**Requirement:**
Pull every "Razem" line out of the data below.

(Data records for software interfaces)
***

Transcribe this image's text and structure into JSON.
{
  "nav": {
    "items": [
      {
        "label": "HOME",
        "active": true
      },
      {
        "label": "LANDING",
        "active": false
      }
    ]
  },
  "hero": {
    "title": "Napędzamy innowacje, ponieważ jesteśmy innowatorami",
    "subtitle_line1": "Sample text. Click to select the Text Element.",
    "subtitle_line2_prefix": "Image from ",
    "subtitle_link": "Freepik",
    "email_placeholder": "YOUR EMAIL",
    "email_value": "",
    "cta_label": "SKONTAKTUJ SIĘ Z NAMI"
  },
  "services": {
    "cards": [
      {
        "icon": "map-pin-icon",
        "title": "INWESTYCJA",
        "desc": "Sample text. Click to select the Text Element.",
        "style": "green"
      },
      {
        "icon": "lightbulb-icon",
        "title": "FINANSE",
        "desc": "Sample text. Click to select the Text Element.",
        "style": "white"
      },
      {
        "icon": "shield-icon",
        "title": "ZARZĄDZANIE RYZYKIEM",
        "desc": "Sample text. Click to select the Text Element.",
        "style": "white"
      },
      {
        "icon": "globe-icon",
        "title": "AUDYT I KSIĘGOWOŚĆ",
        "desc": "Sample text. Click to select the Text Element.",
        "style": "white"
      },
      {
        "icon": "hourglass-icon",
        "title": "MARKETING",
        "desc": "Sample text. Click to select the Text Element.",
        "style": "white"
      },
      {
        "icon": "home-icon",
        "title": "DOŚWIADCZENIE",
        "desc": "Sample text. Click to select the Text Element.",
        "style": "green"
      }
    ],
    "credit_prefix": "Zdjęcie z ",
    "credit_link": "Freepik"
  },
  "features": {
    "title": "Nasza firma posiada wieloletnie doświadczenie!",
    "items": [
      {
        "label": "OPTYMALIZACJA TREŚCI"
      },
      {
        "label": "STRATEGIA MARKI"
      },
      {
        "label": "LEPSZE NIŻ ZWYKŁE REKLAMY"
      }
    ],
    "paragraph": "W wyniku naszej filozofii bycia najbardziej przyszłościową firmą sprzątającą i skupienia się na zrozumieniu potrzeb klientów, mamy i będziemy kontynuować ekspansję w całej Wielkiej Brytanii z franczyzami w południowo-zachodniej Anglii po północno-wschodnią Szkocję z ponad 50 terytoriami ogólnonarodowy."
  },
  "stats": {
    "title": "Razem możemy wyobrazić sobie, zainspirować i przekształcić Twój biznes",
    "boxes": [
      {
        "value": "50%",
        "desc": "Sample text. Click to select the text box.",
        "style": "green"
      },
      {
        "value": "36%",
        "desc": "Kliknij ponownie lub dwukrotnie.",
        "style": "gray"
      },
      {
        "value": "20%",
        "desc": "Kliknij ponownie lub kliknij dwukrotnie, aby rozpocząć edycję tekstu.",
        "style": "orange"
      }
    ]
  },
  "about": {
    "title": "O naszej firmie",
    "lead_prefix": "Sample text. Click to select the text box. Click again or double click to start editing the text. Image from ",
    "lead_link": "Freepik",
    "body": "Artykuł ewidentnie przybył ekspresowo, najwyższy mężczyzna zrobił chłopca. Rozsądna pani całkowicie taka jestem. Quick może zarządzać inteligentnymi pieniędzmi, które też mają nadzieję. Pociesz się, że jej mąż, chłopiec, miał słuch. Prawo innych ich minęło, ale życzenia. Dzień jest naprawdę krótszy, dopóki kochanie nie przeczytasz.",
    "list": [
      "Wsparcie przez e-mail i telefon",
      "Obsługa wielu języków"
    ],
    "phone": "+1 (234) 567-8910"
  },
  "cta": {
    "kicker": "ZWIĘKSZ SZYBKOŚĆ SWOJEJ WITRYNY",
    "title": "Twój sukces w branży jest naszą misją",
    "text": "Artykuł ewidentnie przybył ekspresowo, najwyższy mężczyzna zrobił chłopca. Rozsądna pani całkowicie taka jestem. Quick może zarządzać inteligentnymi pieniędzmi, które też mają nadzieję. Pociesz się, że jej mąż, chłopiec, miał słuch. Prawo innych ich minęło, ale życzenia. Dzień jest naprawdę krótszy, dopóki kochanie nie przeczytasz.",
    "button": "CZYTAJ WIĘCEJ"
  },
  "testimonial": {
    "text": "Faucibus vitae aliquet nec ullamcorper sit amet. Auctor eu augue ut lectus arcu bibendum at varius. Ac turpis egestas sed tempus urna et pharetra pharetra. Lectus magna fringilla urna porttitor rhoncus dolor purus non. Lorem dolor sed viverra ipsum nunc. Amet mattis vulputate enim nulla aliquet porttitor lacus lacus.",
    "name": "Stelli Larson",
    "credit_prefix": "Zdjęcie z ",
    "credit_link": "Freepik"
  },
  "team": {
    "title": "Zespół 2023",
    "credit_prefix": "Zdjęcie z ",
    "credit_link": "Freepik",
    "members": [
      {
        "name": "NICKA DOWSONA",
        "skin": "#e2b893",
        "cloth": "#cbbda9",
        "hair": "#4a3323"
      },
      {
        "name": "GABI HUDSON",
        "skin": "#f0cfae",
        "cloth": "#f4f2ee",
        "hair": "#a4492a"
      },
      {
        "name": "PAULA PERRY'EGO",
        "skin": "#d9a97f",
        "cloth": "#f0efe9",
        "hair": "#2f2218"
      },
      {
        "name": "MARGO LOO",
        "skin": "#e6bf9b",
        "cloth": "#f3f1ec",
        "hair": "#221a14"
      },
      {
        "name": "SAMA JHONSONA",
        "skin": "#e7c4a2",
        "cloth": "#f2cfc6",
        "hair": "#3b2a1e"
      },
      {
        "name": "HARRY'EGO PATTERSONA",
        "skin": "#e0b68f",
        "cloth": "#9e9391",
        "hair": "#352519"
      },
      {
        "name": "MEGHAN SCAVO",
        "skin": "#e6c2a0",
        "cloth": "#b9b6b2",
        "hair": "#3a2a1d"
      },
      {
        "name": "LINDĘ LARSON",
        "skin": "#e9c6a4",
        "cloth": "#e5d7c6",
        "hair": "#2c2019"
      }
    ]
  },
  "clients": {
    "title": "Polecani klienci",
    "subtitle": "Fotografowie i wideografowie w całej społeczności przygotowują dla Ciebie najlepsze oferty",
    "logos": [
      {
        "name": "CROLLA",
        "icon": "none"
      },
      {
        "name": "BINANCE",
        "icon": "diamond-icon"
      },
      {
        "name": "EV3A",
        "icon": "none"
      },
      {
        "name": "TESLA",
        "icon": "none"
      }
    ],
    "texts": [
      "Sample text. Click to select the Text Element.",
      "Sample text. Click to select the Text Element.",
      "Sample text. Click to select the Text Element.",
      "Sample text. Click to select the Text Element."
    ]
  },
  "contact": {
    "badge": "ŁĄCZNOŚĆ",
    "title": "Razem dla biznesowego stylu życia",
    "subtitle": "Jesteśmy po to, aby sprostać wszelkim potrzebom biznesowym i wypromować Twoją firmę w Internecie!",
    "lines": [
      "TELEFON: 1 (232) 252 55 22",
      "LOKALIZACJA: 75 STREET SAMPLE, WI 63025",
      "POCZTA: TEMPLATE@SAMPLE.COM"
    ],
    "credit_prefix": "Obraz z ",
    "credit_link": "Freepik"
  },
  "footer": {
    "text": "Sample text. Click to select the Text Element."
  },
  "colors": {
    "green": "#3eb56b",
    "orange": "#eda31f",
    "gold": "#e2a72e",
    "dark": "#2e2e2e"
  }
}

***

**Exercise output:**
    "title": "Razem możemy wyobrazić sobie, zainspirować i przekształcić Twój biznes",
    "title": "Razem dla biznesowego stylu życia",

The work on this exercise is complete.